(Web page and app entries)
......
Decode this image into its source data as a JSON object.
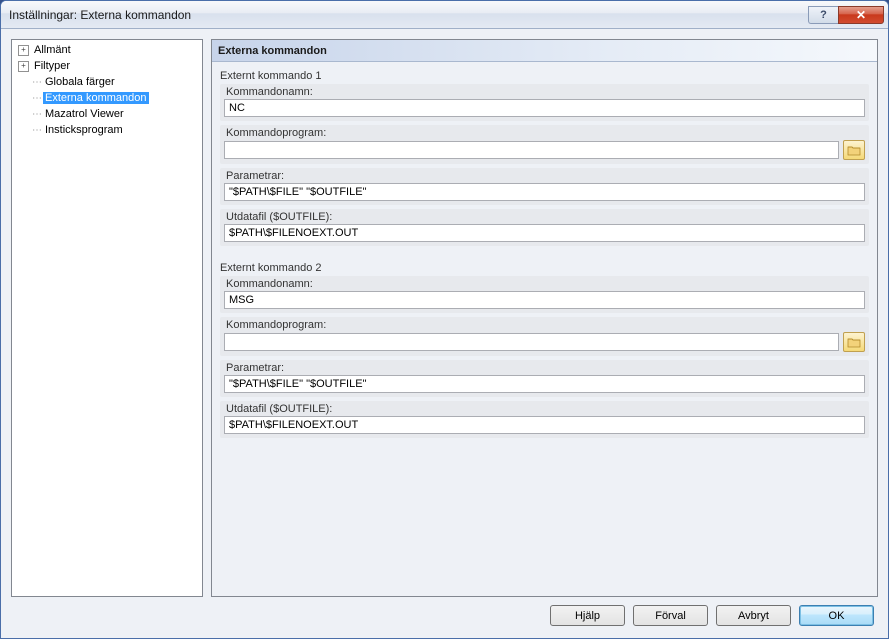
{
  "titlebar": {
    "title": "Inställningar: Externa kommandon",
    "help_glyph": "?",
    "close_glyph": "✕"
  },
  "tree": {
    "items": [
      {
        "label": "Allmänt",
        "expandable": true
      },
      {
        "label": "Filtyper",
        "expandable": true
      },
      {
        "label": "Globala färger",
        "expandable": false
      },
      {
        "label": "Externa kommandon",
        "expandable": false,
        "selected": true
      },
      {
        "label": "Mazatrol Viewer",
        "expandable": false
      },
      {
        "label": "Insticksprogram",
        "expandable": false
      }
    ]
  },
  "panel": {
    "header": "Externa kommandon",
    "groups": [
      {
        "title": "Externt kommando 1",
        "fields": {
          "name_label": "Kommandonamn:",
          "name_value": "NC",
          "program_label": "Kommandoprogram:",
          "program_value": "",
          "params_label": "Parametrar:",
          "params_value": "\"$PATH\\$FILE\" \"$OUTFILE\"",
          "outfile_label": "Utdatafil ($OUTFILE):",
          "outfile_value": "$PATH\\$FILENOEXT.OUT"
        }
      },
      {
        "title": "Externt kommando 2",
        "fields": {
          "name_label": "Kommandonamn:",
          "name_value": "MSG",
          "program_label": "Kommandoprogram:",
          "program_value": "",
          "params_label": "Parametrar:",
          "params_value": "\"$PATH\\$FILE\" \"$OUTFILE\"",
          "outfile_label": "Utdatafil ($OUTFILE):",
          "outfile_value": "$PATH\\$FILENOEXT.OUT"
        }
      }
    ]
  },
  "buttons": {
    "help": "Hjälp",
    "defaults": "Förval",
    "cancel": "Avbryt",
    "ok": "OK"
  }
}
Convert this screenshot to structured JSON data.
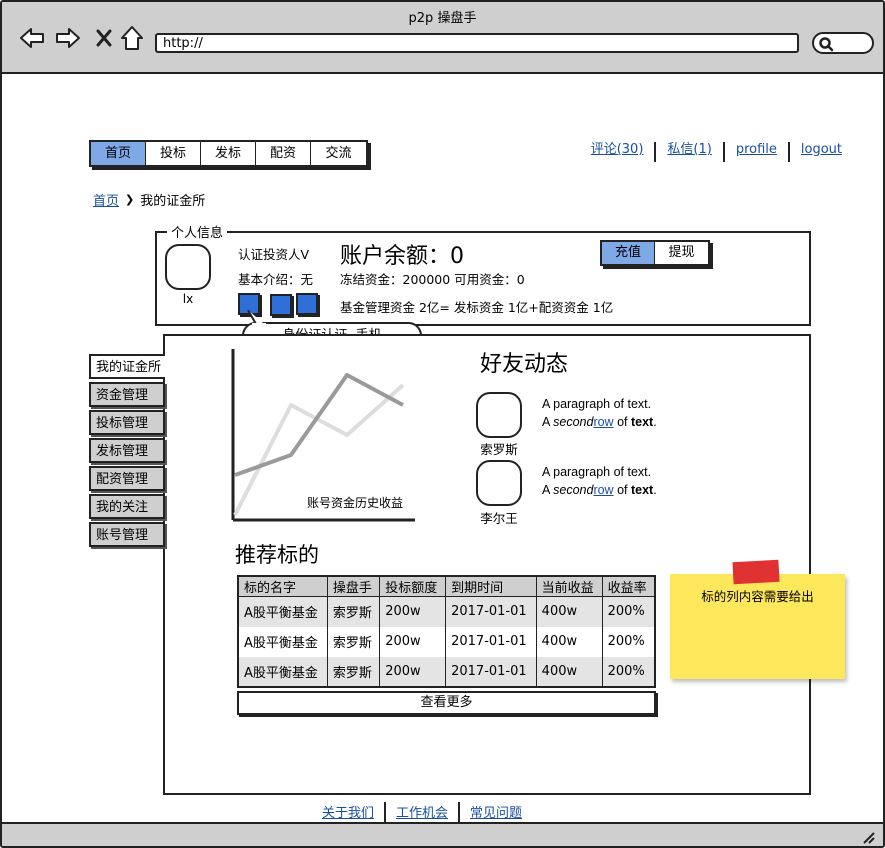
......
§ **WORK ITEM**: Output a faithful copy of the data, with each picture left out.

§ **ANSWER TO THIS EXERCISE**:
Decode this image into its source data as a JSON object.
{
  "titlebar": {
    "title": "Inställningar: Externa kommandon",
    "help_glyph": "?",
    "close_glyph": "✕"
  },
  "tree": {
    "items": [
      {
        "label": "Allmänt",
        "expandable": true
      },
      {
        "label": "Filtyper",
        "expandable": true
      },
      {
        "label": "Globala färger",
        "expandable": false
      },
      {
        "label": "Externa kommandon",
        "expandable": false,
        "selected": true
      },
      {
        "label": "Mazatrol Viewer",
        "expandable": false
      },
      {
        "label": "Insticksprogram",
        "expandable": false
      }
    ]
  },
  "panel": {
    "header": "Externa kommandon",
    "groups": [
      {
        "title": "Externt kommando 1",
        "fields": {
          "name_label": "Kommandonamn:",
          "name_value": "NC",
          "program_label": "Kommandoprogram:",
          "program_value": "",
          "params_label": "Parametrar:",
          "params_value": "\"$PATH\\$FILE\" \"$OUTFILE\"",
          "outfile_label": "Utdatafil ($OUTFILE):",
          "outfile_value": "$PATH\\$FILENOEXT.OUT"
        }
      },
      {
        "title": "Externt kommando 2",
        "fields": {
          "name_label": "Kommandonamn:",
          "name_value": "MSG",
          "program_label": "Kommandoprogram:",
          "program_value": "",
          "params_label": "Parametrar:",
          "params_value": "\"$PATH\\$FILE\" \"$OUTFILE\"",
          "outfile_label": "Utdatafil ($OUTFILE):",
          "outfile_value": "$PATH\\$FILENOEXT.OUT"
        }
      }
    ]
  },
  "buttons": {
    "help": "Hjälp",
    "defaults": "Förval",
    "cancel": "Avbryt",
    "ok": "OK"
  }
}
Convert this screenshot to structured JSON data.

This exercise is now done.